Credit: Fort Collins Museum of Discovery lcdpb20
Credit: Fort Collins Museum of Discovery c01302
Like many creeks in Colorado, Boxelder Creek and its tributaries have both a history of flooding and a history of Coloradoans doing something to control the flooding.
The semi-arid climate of the basin is characterized by unevenly distributed precipitation. Significant short-duration and longer-duration rain events take place frequently.
Two recent local examples similar to past events are the intense, localized rain that caused the Spring Creek flood in Fort Collins in 1997 and the multi-day intense rain that caused widespread flooding in Larimer County in September 2013.
In the 65 years from 1904 to 1969, according to the Soil Conservation Service, 24 major storms and numerous intense local storms produced damaging floods somewhere in the watershed every one to three years.
The farms, ranches, towns, and cities that developed throughout the Boxelder basin during this same time period experienced repeated damage.
Floodwater, sediment, and erosion damaged agricultural land, crops, irrigation facilities, farm and ranch buildings, residential and public structures, roads and highways, and embankments and bridges.
In 1970, after several years of data collection, analysis, and public discussion, a group of concerned citizens, local government leaders, and state and federal agency staff took a major step toward controlling the repeated flooding. They completed the Boxelder Creek Watershed Project Plan.
The project objective was to “reduce damages to agricultural land and crops, irrigation facilities, farmsteads, highways, embankments, and bridges from 10-year frequency storms or larger and to the town of Wellington from the 100-year frequency storms.”
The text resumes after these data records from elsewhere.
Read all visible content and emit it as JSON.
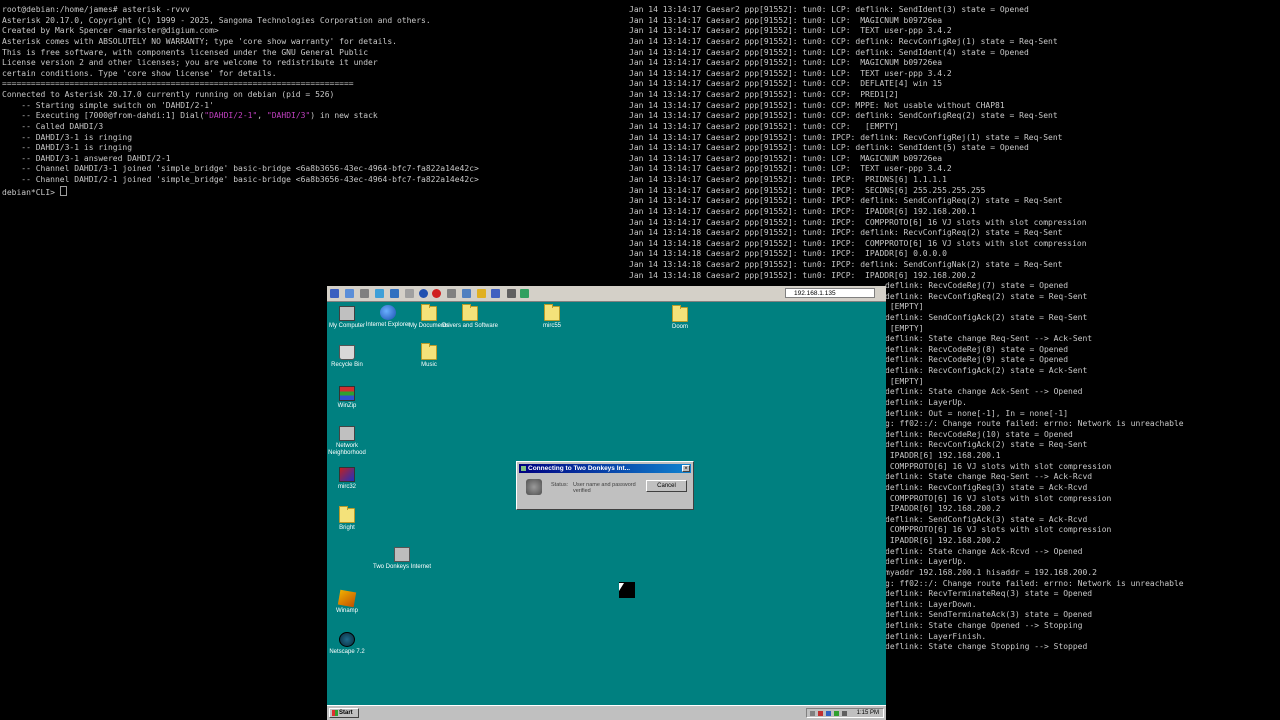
{
  "terminal_left": {
    "lines": [
      "root@debian:/home/james# asterisk -rvvv",
      "Asterisk 20.17.0, Copyright (C) 1999 - 2025, Sangoma Technologies Corporation and others.",
      "Created by Mark Spencer <markster@digium.com>",
      "Asterisk comes with ABSOLUTELY NO WARRANTY; type 'core show warranty' for details.",
      "This is free software, with components licensed under the GNU General Public",
      "License version 2 and other licenses; you are welcome to redistribute it under",
      "certain conditions. Type 'core show license' for details.",
      "=========================================================================",
      "Connected to Asterisk 20.17.0 currently running on debian (pid = 526)",
      "    -- Starting simple switch on 'DAHDI/2-1'",
      "    -- Executing [7000@from-dahdi:1] Dial(\"DAHDI/2-1\", \"DAHDI/3\") in new stack",
      "    -- Called DAHDI/3",
      "    -- DAHDI/3-1 is ringing",
      "    -- DAHDI/3-1 is ringing",
      "    -- DAHDI/3-1 answered DAHDI/2-1",
      "    -- Channel DAHDI/3-1 joined 'simple_bridge' basic-bridge <6a8b3656-43ec-4964-bfc7-fa822a14e42c>",
      "    -- Channel DAHDI/2-1 joined 'simple_bridge' basic-bridge <6a8b3656-43ec-4964-bfc7-fa822a14e42c>",
      "debian*CLI> "
    ]
  },
  "terminal_right": {
    "lines": [
      "Jan 14 13:14:17 Caesar2 ppp[91552]: tun0: LCP: deflink: SendIdent(3) state = Opened",
      "Jan 14 13:14:17 Caesar2 ppp[91552]: tun0: LCP:  MAGICNUM b09726ea",
      "Jan 14 13:14:17 Caesar2 ppp[91552]: tun0: LCP:  TEXT user-ppp 3.4.2",
      "Jan 14 13:14:17 Caesar2 ppp[91552]: tun0: CCP: deflink: RecvConfigRej(1) state = Req-Sent",
      "Jan 14 13:14:17 Caesar2 ppp[91552]: tun0: LCP: deflink: SendIdent(4) state = Opened",
      "Jan 14 13:14:17 Caesar2 ppp[91552]: tun0: LCP:  MAGICNUM b09726ea",
      "Jan 14 13:14:17 Caesar2 ppp[91552]: tun0: LCP:  TEXT user-ppp 3.4.2",
      "Jan 14 13:14:17 Caesar2 ppp[91552]: tun0: CCP:  DEFLATE[4] win 15",
      "Jan 14 13:14:17 Caesar2 ppp[91552]: tun0: CCP:  PRED1[2]",
      "Jan 14 13:14:17 Caesar2 ppp[91552]: tun0: CCP: MPPE: Not usable without CHAP81",
      "Jan 14 13:14:17 Caesar2 ppp[91552]: tun0: CCP: deflink: SendConfigReq(2) state = Req-Sent",
      "Jan 14 13:14:17 Caesar2 ppp[91552]: tun0: CCP:   [EMPTY]",
      "Jan 14 13:14:17 Caesar2 ppp[91552]: tun0: IPCP: deflink: RecvConfigRej(1) state = Req-Sent",
      "Jan 14 13:14:17 Caesar2 ppp[91552]: tun0: LCP: deflink: SendIdent(5) state = Opened",
      "Jan 14 13:14:17 Caesar2 ppp[91552]: tun0: LCP:  MAGICNUM b09726ea",
      "Jan 14 13:14:17 Caesar2 ppp[91552]: tun0: LCP:  TEXT user-ppp 3.4.2",
      "Jan 14 13:14:17 Caesar2 ppp[91552]: tun0: IPCP:  PRIDNS[6] 1.1.1.1",
      "Jan 14 13:14:17 Caesar2 ppp[91552]: tun0: IPCP:  SECDNS[6] 255.255.255.255",
      "Jan 14 13:14:17 Caesar2 ppp[91552]: tun0: IPCP: deflink: SendConfigReq(2) state = Req-Sent",
      "Jan 14 13:14:17 Caesar2 ppp[91552]: tun0: IPCP:  IPADDR[6] 192.168.200.1",
      "Jan 14 13:14:17 Caesar2 ppp[91552]: tun0: IPCP:  COMPPROTO[6] 16 VJ slots with slot compression",
      "Jan 14 13:14:18 Caesar2 ppp[91552]: tun0: IPCP: deflink: RecvConfigReq(2) state = Req-Sent",
      "Jan 14 13:14:18 Caesar2 ppp[91552]: tun0: IPCP:  COMPPROTO[6] 16 VJ slots with slot compression",
      "Jan 14 13:14:18 Caesar2 ppp[91552]: tun0: IPCP:  IPADDR[6] 0.0.0.0",
      "Jan 14 13:14:18 Caesar2 ppp[91552]: tun0: IPCP: deflink: SendConfigNak(2) state = Req-Sent",
      "Jan 14 13:14:18 Caesar2 ppp[91552]: tun0: IPCP:  IPADDR[6] 192.168.200.2"
    ],
    "overflow_lines": [
      "deflink: RecvCodeRej(7) state = Opened",
      "deflink: RecvConfigReq(2) state = Req-Sent",
      " [EMPTY]",
      "deflink: SendConfigAck(2) state = Req-Sent",
      " [EMPTY]",
      "deflink: State change Req-Sent --> Ack-Sent",
      "deflink: RecvCodeRej(8) state = Opened",
      "deflink: RecvCodeRej(9) state = Opened",
      "deflink: RecvConfigAck(2) state = Ack-Sent",
      " [EMPTY]",
      "deflink: State change Ack-Sent --> Opened",
      "deflink: LayerUp.",
      "deflink: Out = none[-1], In = none[-1]",
      "g: ff02::/: Change route failed: errno: Network is unreachable",
      "deflink: RecvCodeRej(10) state = Opened",
      "deflink: RecvConfigAck(2) state = Req-Sent",
      " IPADDR[6] 192.168.200.1",
      " COMPPROTO[6] 16 VJ slots with slot compression",
      "deflink: State change Req-Sent --> Ack-Rcvd",
      "deflink: RecvConfigReq(3) state = Ack-Rcvd",
      " COMPPROTO[6] 16 VJ slots with slot compression",
      " IPADDR[6] 192.168.200.2",
      "deflink: SendConfigAck(3) state = Ack-Rcvd",
      " COMPPROTO[6] 16 VJ slots with slot compression",
      " IPADDR[6] 192.168.200.2",
      "deflink: State change Ack-Rcvd --> Opened",
      "deflink: LayerUp.",
      "myaddr 192.168.200.1 hisaddr = 192.168.200.2",
      "g: ff02::/: Change route failed: errno: Network is unreachable",
      "deflink: RecvTerminateReq(3) state = Opened",
      "deflink: LayerDown.",
      "deflink: SendTerminateAck(3) state = Opened",
      "deflink: State change Opened --> Stopping",
      "deflink: LayerFinish.",
      "deflink: State change Stopping --> Stopped"
    ]
  },
  "rdp": {
    "address": "192.168.1.135",
    "desktop_icons": [
      {
        "id": "my-computer",
        "label": "My Computer",
        "kind": "pc"
      },
      {
        "id": "internet-explorer",
        "label": "Internet Explorer",
        "kind": "globe"
      },
      {
        "id": "my-documents",
        "label": "My Documents",
        "kind": "folder"
      },
      {
        "id": "drivers-and-software",
        "label": "Drivers and Software",
        "kind": "folder"
      },
      {
        "id": "mirc55",
        "label": "mirc55",
        "kind": "folder"
      },
      {
        "id": "doom",
        "label": "Doom",
        "kind": "folder"
      },
      {
        "id": "recycle-bin",
        "label": "Recycle Bin",
        "kind": "bin"
      },
      {
        "id": "music",
        "label": "Music",
        "kind": "folder"
      },
      {
        "id": "winzip",
        "label": "WinZip",
        "kind": "zip"
      },
      {
        "id": "network-neighborhood",
        "label": "Network Neighborhood",
        "kind": "net"
      },
      {
        "id": "mirc32",
        "label": "mirc32",
        "kind": "mirc"
      },
      {
        "id": "bright",
        "label": "Bright",
        "kind": "folder"
      },
      {
        "id": "two-donkeys-internet",
        "label": "Two Donkeys Internet",
        "kind": "donkey"
      },
      {
        "id": "winamp",
        "label": "Winamp",
        "kind": "winamp"
      },
      {
        "id": "netscape",
        "label": "Netscape 7.2",
        "kind": "netscape"
      }
    ],
    "dialog": {
      "title": "Connecting to Two Donkeys Int...",
      "status_label": "Status:",
      "status_text": "User name and password verified",
      "cancel_label": "Cancel",
      "close_glyph": "×"
    },
    "taskbar": {
      "start_label": "Start",
      "clock": "1:15 PM"
    }
  }
}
Watershed improvements described in the project plan included land treatment measures, to be carried out by land owners and operators of private and state land, and structural measures. The structural measures to be installed included five single-purpose floodwater detention dams, known today as dams B-2, B-3, B-4, B-5, and B-6.
The project sponsors, providing leadership for the completion of the plan, were the Fort Collins Soil Conservation District and West Greeley Soil Conservation District in Colorado; the Frontier Soil and Water Conservation District and Laramie Rivers Soil and Water Conservation District in Wyoming; the Larimer County Board of Commissioners; the North Poudre Irrigation Company (NPIC); and the Colorado State Soil Conservation Board.
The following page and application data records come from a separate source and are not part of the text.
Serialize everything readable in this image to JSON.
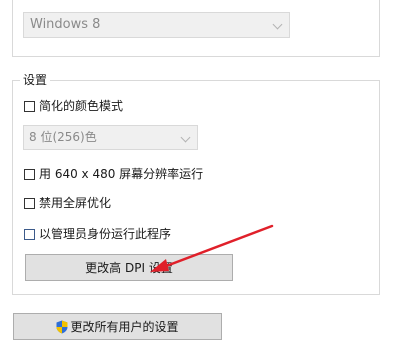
{
  "compatibility": {
    "os_select": {
      "value": "Windows 8",
      "icon": "chevron-down-icon"
    }
  },
  "settings": {
    "title": "设置",
    "reduced_color": {
      "label": "简化的颜色模式",
      "checked": false
    },
    "color_select": {
      "value": "8 位(256)色",
      "icon": "chevron-down-icon"
    },
    "low_res": {
      "label": "用 640 x 480 屏幕分辨率运行",
      "checked": false
    },
    "disable_fullscreen": {
      "label": "禁用全屏优化",
      "checked": false
    },
    "run_as_admin": {
      "label": "以管理员身份运行此程序",
      "checked": false
    },
    "dpi_button": "更改高 DPI 设置"
  },
  "footer": {
    "all_users_button": "更改所有用户的设置",
    "all_users_icon": "uac-shield-icon"
  },
  "annotation": {
    "arrow_color": "#e0202a"
  }
}
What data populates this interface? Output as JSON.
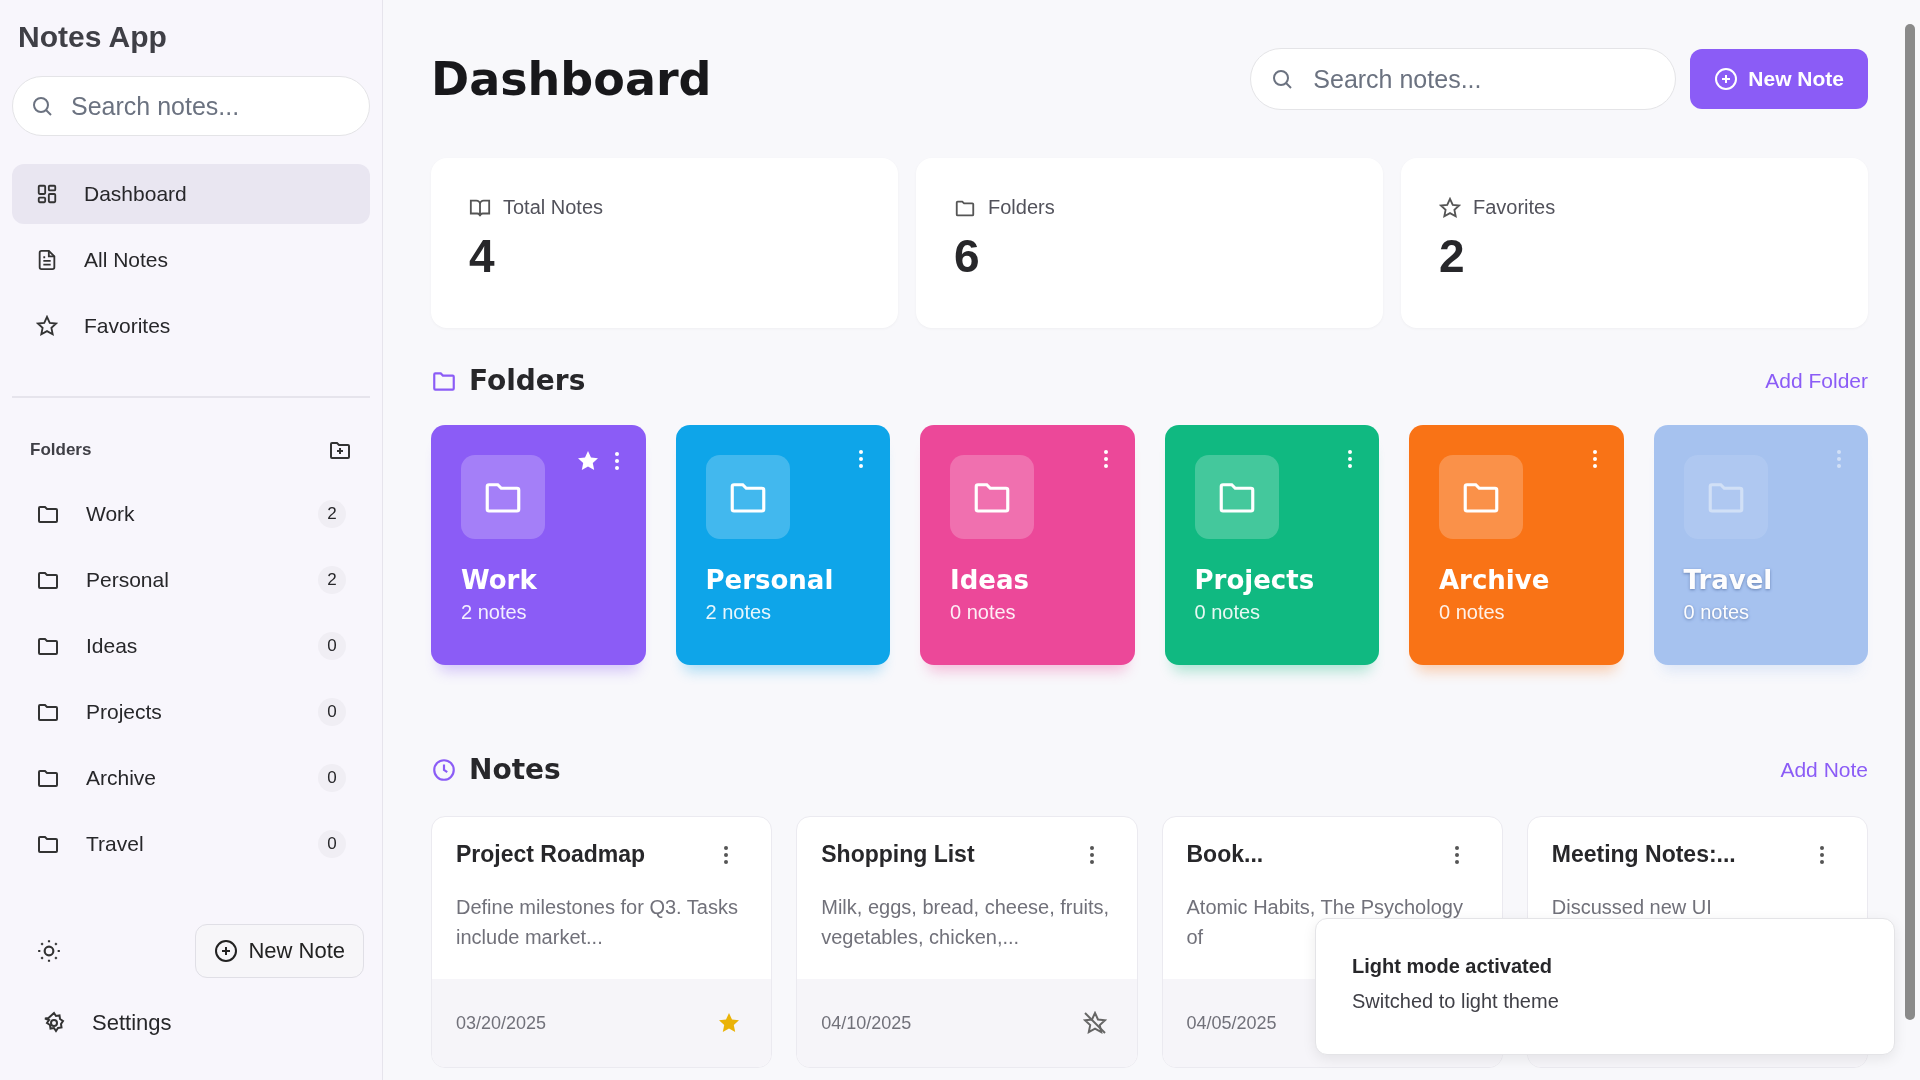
{
  "sidebar": {
    "title": "Notes App",
    "search": {
      "placeholder": "Search notes..."
    },
    "nav": [
      {
        "label": "Dashboard",
        "selected": true
      },
      {
        "label": "All Notes",
        "selected": false
      },
      {
        "label": "Favorites",
        "selected": false
      }
    ],
    "folders_heading": "Folders",
    "folders": [
      {
        "name": "Work",
        "count": "2"
      },
      {
        "name": "Personal",
        "count": "2"
      },
      {
        "name": "Ideas",
        "count": "0"
      },
      {
        "name": "Projects",
        "count": "0"
      },
      {
        "name": "Archive",
        "count": "0"
      },
      {
        "name": "Travel",
        "count": "0"
      }
    ],
    "new_note": "New Note",
    "settings": "Settings"
  },
  "header": {
    "title": "Dashboard",
    "search": {
      "placeholder": "Search notes..."
    },
    "new_note": "New Note"
  },
  "stats": [
    {
      "label": "Total Notes",
      "value": "4"
    },
    {
      "label": "Folders",
      "value": "6"
    },
    {
      "label": "Favorites",
      "value": "2"
    }
  ],
  "folders_section": {
    "title": "Folders",
    "action": "Add Folder",
    "cards": [
      {
        "name": "Work",
        "count": "2 notes",
        "color": "#8b5cf6",
        "favorite": true,
        "faded": false
      },
      {
        "name": "Personal",
        "count": "2 notes",
        "color": "#0ea5e9",
        "favorite": false,
        "faded": false
      },
      {
        "name": "Ideas",
        "count": "0 notes",
        "color": "#ec4899",
        "favorite": false,
        "faded": false
      },
      {
        "name": "Projects",
        "count": "0 notes",
        "color": "#10b981",
        "favorite": false,
        "faded": false
      },
      {
        "name": "Archive",
        "count": "0 notes",
        "color": "#f97316",
        "favorite": false,
        "faded": false
      },
      {
        "name": "Travel",
        "count": "0 notes",
        "color": "#98b9ee",
        "favorite": false,
        "faded": true
      }
    ]
  },
  "notes_section": {
    "title": "Notes",
    "action": "Add Note",
    "notes": [
      {
        "title": "Project Roadmap",
        "preview": "Define milestones for Q3. Tasks include market...",
        "date": "03/20/2025",
        "favorite": true
      },
      {
        "title": "Shopping List",
        "preview": "Milk, eggs, bread, cheese, fruits, vegetables, chicken,...",
        "date": "04/10/2025",
        "favorite": false
      },
      {
        "title": "Book...",
        "preview": "Atomic Habits, The Psychology of",
        "date": "04/05/2025"
      },
      {
        "title": "Meeting Notes:...",
        "preview": "Discussed new UI"
      }
    ]
  },
  "toast": {
    "title": "Light mode activated",
    "message": "Switched to light theme"
  }
}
The USDA Soil Conservation Service (now known as the Natural Resources Conservation Service, NRCS) and other state and federal agencies, provided technical assistance for the plan.
Between 1977 and 1982, the five Boxelder dams were constructed, using funds provided by the NRCS under the authority of the 1953 Watershed Protection and Flood Prevention Act.
NPIC, as an original sponsor of the Boxelder Creek Watershed Project, assisted with acquisition of land rights and water rights clearances in preparation for building the dams. Under an agreement with NRCS, the company has operated and maintained the dams since their completion.
In 2006, the Federal Emergency Management Agency (FEMA) adopted a revised 100-year floodplain map for the lower Boxelder Basin. In response, regional entities came together to jointly plan flood mitigation improvements.
In 2008, the Boxelder Creek Regional Stormwater Authority was formed by an intergovernmental agreement between the City of Fort Collins, the Town of Wellington, and Larimer County.
In 2009, NPIC received approval for partial NRCS funding to investigate the rehabilitation of dams B-2, B-3, and B-4, with support from the original Boxelder Watershed project sponsors.
Using this and other data, NRCS reviewed the hazard classification of the Boxelder Watershed dams in January 2011. (These reviews take place about every five years for watershed project dams in the U.S.)
The review recommended that the hazard class of dams B-2 and B-3 should be increased from significant to high.
Project sponsors met in March 2011 and expressed support for NPIC’s application for funding to investigate the rehabilitation of dams B-2, B-3, and B-4.
In 2014, NRCS and NPIC agreed on funding for dam rehabilitation planning studies.
In May 2015, the Boxelder Watershed planning study began. The first document produced is the May 2015 Purpose and Need Statement.